What’s next for you? Do you have any projects in the works?
I shot "Dirtbags" but I don't know if I am going to release that next. I have some horror titles still being juggled around. I am also doing a new master of "Rape is a Circle." When I shot that movie a few years ago, I made a lot of technical mistakes. I had only meant to shoot the movie as an experiment, and as such, I wanted it to look gritty and shot with a shakly documentary-style camera. To make it more gritty, I used existent lighting, which was a bad mistake. When movies look gritty, even lighting that looks bad has actually been set up that way. So my white balance was always off. The new version will have color correction, of course, but I will also use shots that were not used in the first movie. What i mean by that is that every single shot that you see in any of my movies has been shot at least twice. I shoot on digital tape so even if the performance is great there could be a gliche or digital artifact on the tape. So if you have seen the first version and liked it, you will probably drool over the new version because of the look and because of the new footage. I think that version will be out by April. I may call it "The Reaving of Isabelle" instead of listing it as a "Director's Cut." Maybe I should list it as the "Director's Improvement."

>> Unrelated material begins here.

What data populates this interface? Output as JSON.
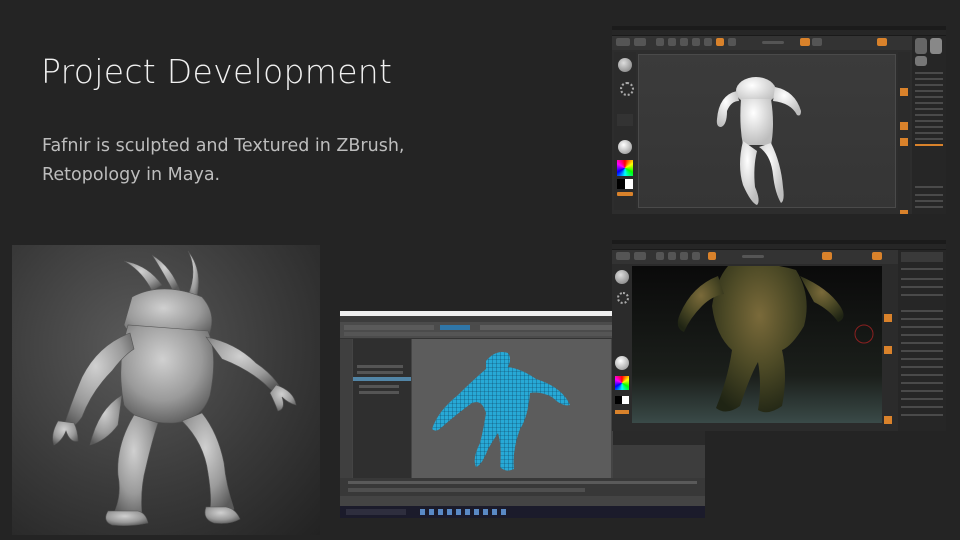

Ass Monster: The Making of a Horror Movie
The Worst Horror Movie Ever Made: The Re-Make
Metalheads: The Good, The Bad, The EVIL
Black Metal: The Norwegian Legacy
Jesus Christ Serial Rapist